* Assignment *
State, as a bare number, how many lines below contain "dùng".

* Saved entries *

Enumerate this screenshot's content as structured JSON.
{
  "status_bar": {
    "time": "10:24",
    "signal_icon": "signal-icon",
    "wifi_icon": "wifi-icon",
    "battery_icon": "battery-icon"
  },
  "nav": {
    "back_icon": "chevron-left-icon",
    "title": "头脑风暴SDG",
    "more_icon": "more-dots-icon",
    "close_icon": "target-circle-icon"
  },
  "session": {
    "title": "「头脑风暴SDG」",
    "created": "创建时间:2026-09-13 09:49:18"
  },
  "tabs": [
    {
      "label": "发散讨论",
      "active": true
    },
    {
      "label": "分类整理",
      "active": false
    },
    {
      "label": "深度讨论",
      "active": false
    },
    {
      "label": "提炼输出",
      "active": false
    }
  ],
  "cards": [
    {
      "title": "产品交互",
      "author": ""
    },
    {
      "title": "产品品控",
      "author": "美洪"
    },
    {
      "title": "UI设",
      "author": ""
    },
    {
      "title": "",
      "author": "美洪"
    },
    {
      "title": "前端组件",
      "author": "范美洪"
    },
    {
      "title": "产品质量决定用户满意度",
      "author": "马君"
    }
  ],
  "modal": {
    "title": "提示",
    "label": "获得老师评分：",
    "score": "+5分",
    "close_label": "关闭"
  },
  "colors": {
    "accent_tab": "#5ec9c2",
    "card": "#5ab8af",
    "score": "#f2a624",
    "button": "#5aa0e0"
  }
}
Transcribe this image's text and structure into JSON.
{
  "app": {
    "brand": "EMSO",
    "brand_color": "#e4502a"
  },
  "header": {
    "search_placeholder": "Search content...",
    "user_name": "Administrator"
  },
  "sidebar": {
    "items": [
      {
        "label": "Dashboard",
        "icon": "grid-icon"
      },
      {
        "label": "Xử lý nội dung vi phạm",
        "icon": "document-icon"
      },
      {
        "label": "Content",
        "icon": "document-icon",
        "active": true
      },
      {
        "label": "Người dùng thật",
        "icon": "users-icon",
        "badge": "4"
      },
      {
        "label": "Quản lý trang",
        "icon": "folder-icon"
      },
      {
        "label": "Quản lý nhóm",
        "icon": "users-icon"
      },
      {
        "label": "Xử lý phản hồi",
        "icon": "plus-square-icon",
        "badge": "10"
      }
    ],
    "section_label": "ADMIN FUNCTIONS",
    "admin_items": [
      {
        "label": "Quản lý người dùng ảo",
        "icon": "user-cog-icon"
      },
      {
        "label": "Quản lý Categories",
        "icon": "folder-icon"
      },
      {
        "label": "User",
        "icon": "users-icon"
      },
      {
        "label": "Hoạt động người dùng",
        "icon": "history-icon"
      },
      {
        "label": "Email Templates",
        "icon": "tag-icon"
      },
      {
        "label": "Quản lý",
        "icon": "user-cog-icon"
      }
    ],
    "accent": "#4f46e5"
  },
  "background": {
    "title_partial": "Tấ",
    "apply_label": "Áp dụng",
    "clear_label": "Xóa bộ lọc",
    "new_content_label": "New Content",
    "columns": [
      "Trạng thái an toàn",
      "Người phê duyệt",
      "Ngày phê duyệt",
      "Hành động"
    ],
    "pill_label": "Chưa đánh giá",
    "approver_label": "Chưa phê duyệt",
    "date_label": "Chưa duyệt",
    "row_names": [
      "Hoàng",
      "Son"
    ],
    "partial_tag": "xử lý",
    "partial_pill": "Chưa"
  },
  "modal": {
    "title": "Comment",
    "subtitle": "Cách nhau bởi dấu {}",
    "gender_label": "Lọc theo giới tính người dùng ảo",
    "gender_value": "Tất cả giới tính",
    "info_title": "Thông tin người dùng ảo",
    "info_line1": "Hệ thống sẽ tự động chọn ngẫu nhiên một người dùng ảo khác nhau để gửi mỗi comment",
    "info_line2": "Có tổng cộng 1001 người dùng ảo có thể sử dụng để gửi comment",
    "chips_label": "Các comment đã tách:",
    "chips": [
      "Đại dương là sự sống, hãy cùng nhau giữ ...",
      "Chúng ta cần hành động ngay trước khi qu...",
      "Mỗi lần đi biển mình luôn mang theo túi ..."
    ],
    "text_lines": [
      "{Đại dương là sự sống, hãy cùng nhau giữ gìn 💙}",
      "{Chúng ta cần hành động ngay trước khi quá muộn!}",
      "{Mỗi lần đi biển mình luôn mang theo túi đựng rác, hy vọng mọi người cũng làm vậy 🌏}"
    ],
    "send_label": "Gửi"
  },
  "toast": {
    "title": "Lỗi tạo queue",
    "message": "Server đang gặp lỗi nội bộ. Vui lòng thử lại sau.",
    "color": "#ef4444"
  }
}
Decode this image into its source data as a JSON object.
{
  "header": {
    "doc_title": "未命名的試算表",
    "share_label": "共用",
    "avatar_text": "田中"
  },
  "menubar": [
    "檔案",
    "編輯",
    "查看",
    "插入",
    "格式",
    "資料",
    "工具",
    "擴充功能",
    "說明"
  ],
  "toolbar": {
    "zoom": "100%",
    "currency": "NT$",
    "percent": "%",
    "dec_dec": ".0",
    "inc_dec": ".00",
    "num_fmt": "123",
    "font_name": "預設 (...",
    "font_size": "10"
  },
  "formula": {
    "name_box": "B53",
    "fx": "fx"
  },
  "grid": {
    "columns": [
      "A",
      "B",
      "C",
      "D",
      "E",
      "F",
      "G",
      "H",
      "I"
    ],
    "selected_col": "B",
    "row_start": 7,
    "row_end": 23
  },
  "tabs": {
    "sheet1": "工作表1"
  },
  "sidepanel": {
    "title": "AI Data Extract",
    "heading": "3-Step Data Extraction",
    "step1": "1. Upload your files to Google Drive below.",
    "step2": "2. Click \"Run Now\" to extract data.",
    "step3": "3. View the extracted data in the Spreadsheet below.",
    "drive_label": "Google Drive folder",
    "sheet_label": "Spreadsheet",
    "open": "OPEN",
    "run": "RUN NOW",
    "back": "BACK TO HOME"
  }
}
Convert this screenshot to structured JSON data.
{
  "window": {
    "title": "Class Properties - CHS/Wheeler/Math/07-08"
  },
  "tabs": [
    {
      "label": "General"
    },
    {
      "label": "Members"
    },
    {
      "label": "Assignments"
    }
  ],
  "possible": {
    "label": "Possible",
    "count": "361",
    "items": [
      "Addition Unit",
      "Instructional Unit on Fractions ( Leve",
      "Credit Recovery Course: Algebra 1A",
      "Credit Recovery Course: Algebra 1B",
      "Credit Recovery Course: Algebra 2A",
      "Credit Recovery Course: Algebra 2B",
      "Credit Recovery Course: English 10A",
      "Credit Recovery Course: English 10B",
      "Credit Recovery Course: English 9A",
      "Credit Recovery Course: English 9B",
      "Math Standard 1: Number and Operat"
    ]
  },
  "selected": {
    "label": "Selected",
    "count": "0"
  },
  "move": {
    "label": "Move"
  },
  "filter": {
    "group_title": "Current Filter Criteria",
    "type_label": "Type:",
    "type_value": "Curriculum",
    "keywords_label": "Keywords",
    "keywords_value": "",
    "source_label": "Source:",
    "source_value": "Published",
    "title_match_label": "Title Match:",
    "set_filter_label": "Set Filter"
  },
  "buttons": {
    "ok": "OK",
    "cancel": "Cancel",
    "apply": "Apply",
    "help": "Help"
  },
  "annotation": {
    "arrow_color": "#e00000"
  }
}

* Exercise result *
7